  • 4 large cloves of garlic, crushed
  • 3/4 pound of Caciocavallo, cut into 4 slices
  • ½ teaspoon oregano
  • Pinch of pepper
  • 4 tablespoons vinegar
  • ½ tablespoon sugar
  • Italian bread, sliced
  • Salad of choice (we like arugula, basil, cress, endive, chives or sliced green onions and sometimes, fennel; but you can use absolutely anything, very lightly tossed with vinaigrette to slightly moisten)


    Fried caciacavallo served atop the salad. Photo courtesy



    1. HEAT the oil in a nonstick skillet over medium heat. Add the garlic and slices of cheese and lower the heat.

    2. COOK covered for 1 minute; then turn the cheese over and cook covered for an additional minute, or until the cheese is golden in color.

    3. REMOVE the skillet from the heat, add the oregano and pepper and transfer the fried cheese to the serving plates.

    4. ADD the vinegar and sugar to the hot oil in the pan and cook for about 1–2 minutes until some of the liquid evaporates. This creates a sweet and sour sauce.

    5. DECIDE if you want your salad on top or underneath the cheese. Add the salad accordingly.

    6. TOP the cheese with the sauce if the cheese is on top of the salad; or use it to dot the plate if the salad is on top. Use the garlic as garnish and serve immediately with slices of fresh Italian bread.

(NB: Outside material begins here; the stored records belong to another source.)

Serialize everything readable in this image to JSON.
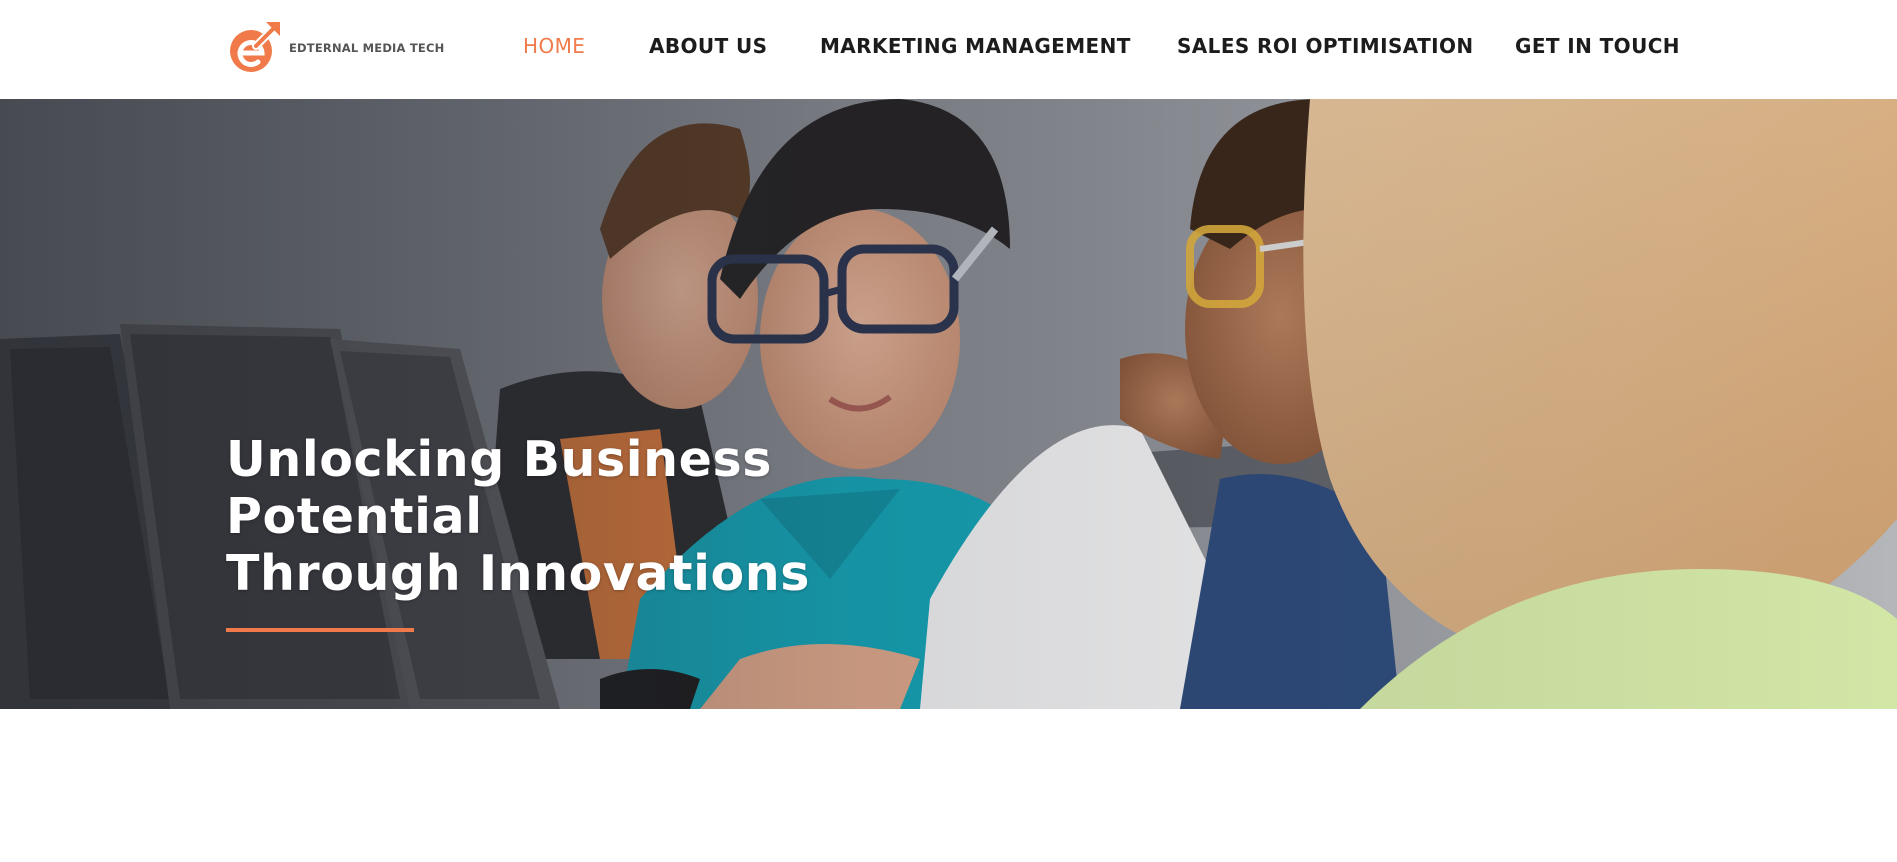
{
  "brand": {
    "logo_text": "EDTERNAL MEDIA TECH",
    "logo_icon": "circular-arrow-e-logo",
    "accent_color": "#f07a4a"
  },
  "nav": {
    "items": [
      {
        "label": "HOME",
        "active": true
      },
      {
        "label": "ABOUT US",
        "active": false
      },
      {
        "label": "MARKETING MANAGEMENT",
        "active": false
      },
      {
        "label": "SALES ROI OPTIMISATION",
        "active": false
      },
      {
        "label": "GET IN TOUCH",
        "active": false
      }
    ],
    "active_color": "#f07a4a",
    "text_color": "#1c1c1c"
  },
  "hero": {
    "title_lines": [
      "Unlocking Business",
      "Potential",
      "Through Innovations"
    ],
    "underline_color": "#f07a4a",
    "image_subject": "children working together at laptops in a classroom"
  }
}
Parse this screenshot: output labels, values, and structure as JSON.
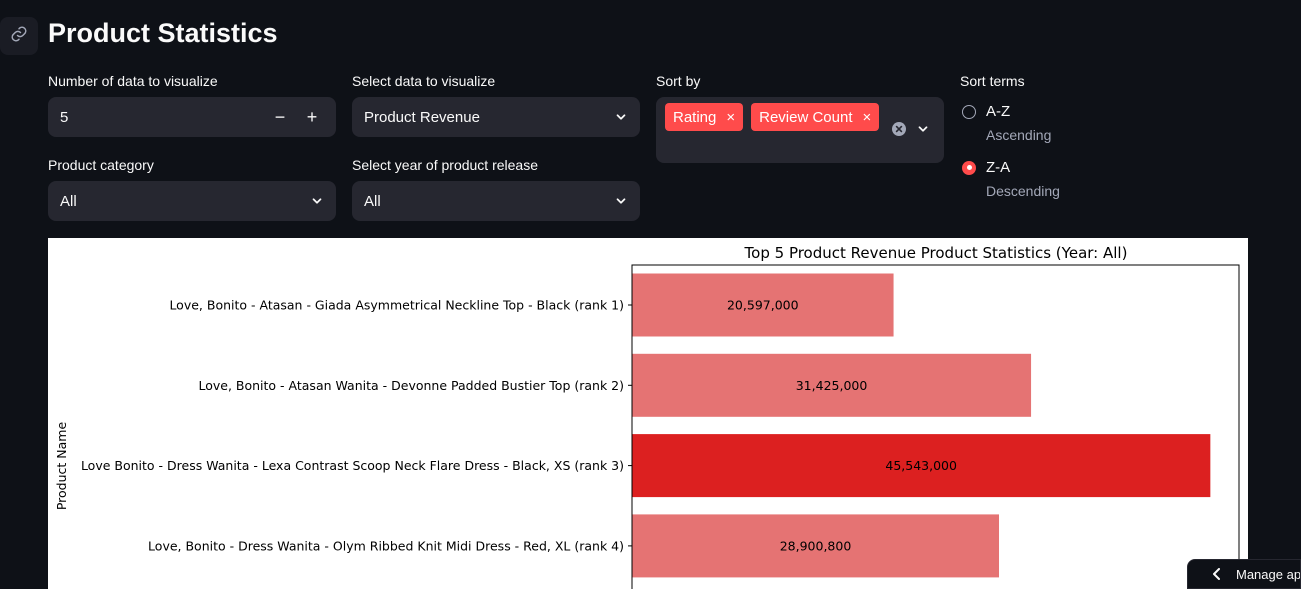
{
  "page": {
    "title": "Product Statistics"
  },
  "controls": {
    "num_data": {
      "label": "Number of data to visualize",
      "value": "5",
      "minus": "−",
      "plus": "+"
    },
    "select_data": {
      "label": "Select data to visualize",
      "value": "Product Revenue"
    },
    "sort_by": {
      "label": "Sort by",
      "tags": [
        "Rating",
        "Review Count"
      ]
    },
    "sort_terms": {
      "label": "Sort terms",
      "options": [
        {
          "label": "A-Z",
          "caption": "Ascending",
          "selected": false
        },
        {
          "label": "Z-A",
          "caption": "Descending",
          "selected": true
        }
      ]
    },
    "category": {
      "label": "Product category",
      "value": "All"
    },
    "year": {
      "label": "Select year of product release",
      "value": "All"
    }
  },
  "colors": {
    "accent": "#ff4b4b",
    "bar_normal": "#e57373",
    "bar_highlight": "#dc2020"
  },
  "chart_data": {
    "type": "bar",
    "orientation": "horizontal",
    "title": "Top 5 Product Revenue Product Statistics (Year: All)",
    "ylabel": "Product Name",
    "xlabel": "",
    "categories": [
      "Love, Bonito - Atasan - Giada Asymmetrical Neckline Top - Black (rank 1)",
      "Love, Bonito - Atasan Wanita - Devonne Padded Bustier Top (rank 2)",
      "Love Bonito - Dress Wanita - Lexa Contrast Scoop Neck Flare Dress - Black, XS (rank 3)",
      "Love, Bonito - Dress Wanita - Olym Ribbed Knit Midi Dress - Red, XL (rank 4)"
    ],
    "values": [
      20597000,
      31425000,
      45543000,
      28900800
    ],
    "value_labels": [
      "20,597,000",
      "31,425,000",
      "45,543,000",
      "28,900,800"
    ],
    "highlight_index": 2,
    "xlim": [
      0,
      47800000
    ]
  },
  "footer": {
    "manage_app": "Manage app"
  }
}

    Caciocavallo, a popular cheese in southern Italy and Sicily, is typically made from unpasteurized cow’s or sheep’s milk. Two pear-shaped cheeses, about 4 pounds each, are joined at the neck by a rope to age.

    Like burrata, mozzarella, provolone and scamorza, caciocavallo is a pasta filata, a cheese made by stretching and forming the curd by hand.

    It is then aged for two to three months, and optimally for one year. Because the pairs of tied cheeses hang from rods in the air to age, instead of sitting on shelves like other cheeses, more microbes can enter the cheese, where they help to develop sharp, spicy flavors, deep, earthy undertones and fruity aromas.

    The result is a layered, complex cheese that is typically sliced and served with fresh fruit, plus a glass of hearty red wine. The yellow rind is edible.

    There are different types of caciocavallo:

  • Caciocavallo Silano, a PDO* cheese made in the southern Italian regions of Basilicata, Calabria, Campania, Molise and Puglia.
  • Caciocavallo Ragusa, a PDO* cheese made in Ragusa, Sicily.
  • Caciocavallo affumicato, smoked caciocavallo.
  • Caciocavallo piccante, spicy caciocavallo.
  • Caciocavallo primaverile, made from milk gathered in the spring, which has subtle flavors of the aromatic herbs in spring pastures.

  • Cashew-encrusted fried cheese recipe.
  • Fried cheese curds recipe.
  • Grilled halloumi cheese recipe.
    *PDO, Protected Designation of Origin, is a designation of authenticity from the European Union. In the case of Caciocavallo Silano or Ragusa, it guarantees that the milk used comes only from local herds.



    « Previous Page« Previous entries « Previous Page · Next Page » Next entries »Next Page »

    About Us
    Contact Us
    Privacy Policy
    Media Center
    Manufacturers & Retailers